Babies and toddlers at restaurants, yes or no?

This is a debate that continues to pop-up, should children and babies be made to feel welcome in restaurants - by fellow diners and restaurant staff. 

New mom Nontando Mposo and food & drinks reporter Nathan Adams are on opposite sides of the fence. 

Nontando Mposo says YES 

At just 4-months-old, my son Sipho is a foodie in training. He started restaurant hopping at  6 weeks old, visiting some of the coolest eateries in Cape Town. 

So far, each of the restaurants we have been to has been welcoming and accommodating when we ask for a  quiet table with a cushioned bench, so we can put him down when he falls asleep.

There is never an issue when we ask for a bowl of warm water so we can heat up his bottled milk for a feed. For the most part, his father and  I will take turns holding him so we can each comfortably eat our meal. 

Sometimes, his dad will eat with him on his chest, strapped in a baby carrier and other times, when he is fussy or irritable, I will eat with one hand while I hold him in my other arm. 

During my maternity leave, these trips to eat provided a much-needed break from being at home alone with Sipho. Feeding off the energy of other adults, I would feel like I was part of society again. 

And seated opposite each other, my partner and I could have a normal conversation without any distractions. Lucky for us, Sipho is a quiet baby, and during our outings, there has never been an outburst. 

We usually time the outings to be after his afternoon nap and feed so that he will be less irritable and calm.  

We haven’t been to dinner yet with him because his routine includes bath time at 7 pm and bedtime at 9 pm. For date night, we leave him at home with a babysitter. 

However, some parents are not so lucky and their babies or toddlers are not as calm as Sipho. We have witnessed screaming episodes and tantrums. 

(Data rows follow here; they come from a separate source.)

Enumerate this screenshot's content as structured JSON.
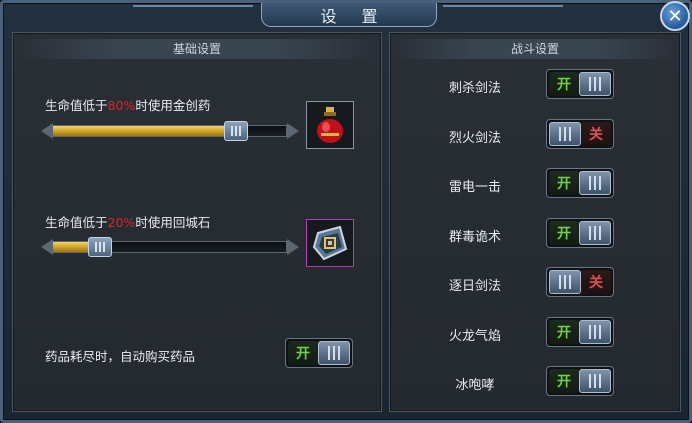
{
  "window": {
    "title": "设 置"
  },
  "close_button": {
    "glyph": "✕"
  },
  "basic": {
    "header": "基础设置",
    "hp_potion": {
      "label_prefix": "生命值低于",
      "percent": "80%",
      "label_suffix": "时使用金创药",
      "value_fraction": 0.78,
      "item_icon": "red-potion-icon"
    },
    "hp_return": {
      "label_prefix": "生命值低于",
      "percent": "20%",
      "label_suffix": "时使用回城石",
      "value_fraction": 0.2,
      "item_icon": "return-stone-icon"
    },
    "auto_buy": {
      "label": "药品耗尽时，自动购买药品",
      "state": "on",
      "on_text": "开"
    }
  },
  "battle": {
    "header": "战斗设置",
    "skills": [
      {
        "name": "刺杀剑法",
        "state": "on",
        "text": "开"
      },
      {
        "name": "烈火剑法",
        "state": "off",
        "text": "关"
      },
      {
        "name": "雷电一击",
        "state": "on",
        "text": "开"
      },
      {
        "name": "群毒诡术",
        "state": "on",
        "text": "开"
      },
      {
        "name": "逐日剑法",
        "state": "off",
        "text": "关"
      },
      {
        "name": "火龙气焰",
        "state": "on",
        "text": "开"
      },
      {
        "name": "冰咆哮",
        "state": "on",
        "text": "开"
      }
    ]
  },
  "colors": {
    "percent": "#e02222",
    "on": "#6dd24a",
    "off": "#e05050",
    "gold": "#d8b24a"
  }
}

When you are child-free, it's understandable that a crying baby can be annoying at a restaurant, just as they can be during a flight. You do deserve to enjoy your meal in peace. I used to be annoyed by toddlers staring at me, pulling at my hair while at a restaurant – until now. 

Now I am more sympathetic, after all, what are parents supposed to do? Are we supposed to ban all parents from eating out until their children turn  18, or ask them to only visit Spur and Wimpy? I think not. 

The next time there is a crying baby or a staring toddler at a restaurant you are in, send an encouraging smile to the parents, they are probably sleep deprived, tired, hungry and just as frustrated as you are. 

Like you, they are there to have a good meal away from home.  

Nathan Adams says NO 

Dining out must be an experience. 

The food is often considered the definitive factor on whether it was a good or bad experience, but there are several other factors that can ruin a meal. 

One of those is the unpredictable factor of whether or not you’ll be sharing your dining experience with someone else’s baby or toddler. No references are being made to family restaurants now, at those eateries there are play areas and activities for children. 

And I’m not even going to reference the other extreme here of fine dining restaurants either. I really struggle to understand why any parent would want to take their baby or toddler with them to a restaurant at which they clearly don’t belong. 

The first clue should be the absence of a kiddies’ menu – if they are not cooking for your toddler, why did you bring your toddler?  Babies have no place at a restaurant either. 

Why would you want to sit with your baby on a night out with either your partner or friends? Surely you’ve left home for a reason, usually to relax and escape your reality for a few hours. If you can’t find a babysitter or won’t leave your baby with anyone, you might need to rethink your night out. 

Toddlers are worse. There’s a point in the evening when every toddler becomes restless. I don’t blame the little ones. I’ve seen that many of them are just bored. There’s nothing for them to do at the restaurant, so they act up. 

Toddlers also get restless because their parent(s) don’t give them the attention they get at home once they sit down at a restaurant. Once, at an event for a tequila rand, held in a Cape Town night club, I saw a woman with a pram.  

Shocked, I asked the organiser if everything was okay. I was told that her husband was working that evening and she decided to tag along… with her 6-month-old  baby. The strobe lights and noise must have been overwhelming for that baby. And that for me is the keyword everyone should keep in mind: “overwhelm”.

Ask yourself, if I take this baby or child with me to the restaurant is it going to overwhelm the little one? Will they get irritable, and would this be overwhelming for me or other patrons? 

Parents need to be more considerate, not to fellow diners,  but to their kids who act out because they don’t want to be at the restaurant and pass that feeling on to everyone else who paid for an enjoyable baby-free night out.